Award: Best Xbox 360 Title
XCOM is a classic series that many of you had possibly never heard of. Enemy Unknown is actually a reboot of that series from Firaxis, the same developer that brought us PC gamers Civilization. Set during an alien invasion, XCOM is a tactical, sci-fi strategy game where you'll need to consider each and every move you make as you move toward your objective, whether it be saving civilians or infiltrating an alien base.
The game does nearly everything well. Progression in the game feels good. As you win battles and take home technology, you can research it and make it your own. Your base will expand and you'll really feel like you've progressed humanity's fight. Combat itself has depth, with each class having strengths and weaknesses and all of them being necessary for victory.
Perhaps most importantly of all, though, is the attachment you'll have with your soldiers. They start as recruits, and you'll raise them as your own through battles as they gain ranks and become warriors. You'll name them, customize them, and make your own stories about who they are, who they love, and why they fight. Then an alien will come upon them from behind and end their life with a critical hit. They'll be dead, gone. The sense of sorrow you'll hold is hard to describe. This soldier was your squadmate and you knew him. More importantly, you won't forget him.
That's what makes XCOM so special, and it's what makes it the best Xbox 360 Game With Gold this year.
How do you reload that?
Award: The True To Itself Award
Award: Best Xbox One Title
Award: Best Overall GWG Title
Sunset Overdrive is simply a marvelous game. I've given it the True To Itself Award, and I want to explain what that means. Sunset Overdrive is a game that knows exactly what it wants to be. It has an identity - it's about being fun, crazy, absurd and outrageous. You can see these attributes in literally every aspect of the game. The weapons are insane, character customization is far beyond normal social conventions, and the combat is a mass of fireworks. The people you'll meet along your journey have their own desires, none of them rational. Everything about anything in this game is focus on one key idea - fun.
Most games start with a premise and build the game around it. Sunset Overdrive is a lesson in what happens when you throw the premise away and build a game around the emotions you want the player to feel. In Sunset Overdrive, you have ridiculous weapons because it's fun to fire a fully-automatic roman candle or a TNT-teddy bear launcher. You can wall run and grind across the entire city at breakneck speed because it's fun. You slaughter robots and zombie-like creatures born of soda because it's fun. You dress your character in things you wouldn't be caught dead wearing because it's fun.

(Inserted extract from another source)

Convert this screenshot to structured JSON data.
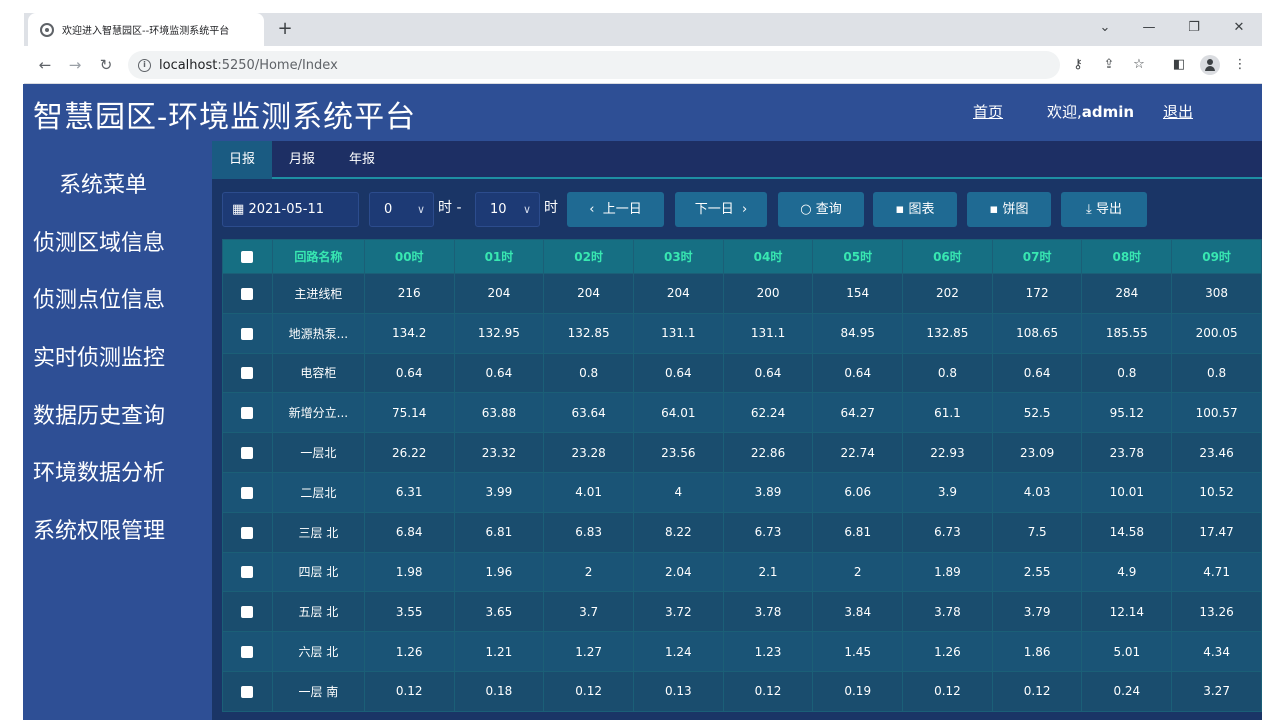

Everything, down to the very last detail is all about fun, and it truly works. Sunset Overdrive is one of the best games I've ever played, and I do not say that lightly. I bought it day one, and I was excited to see it released as a Games With Gold title simply so others could experience it too. It's that good. It's the best Xbox One title this year and it's also the best overall title released through Games With Gold this year. If you haven't played it yet, do it. You'll love it.
And with that, 2016 comes to an end. Some of our Games With Gold titles for January 2017 are already out, and we'll get many more over the coming 12 months. Will the stat trends remain the same? We'll find out soon enough. For now, let us know what you think in the comments below. We'd love to hear it!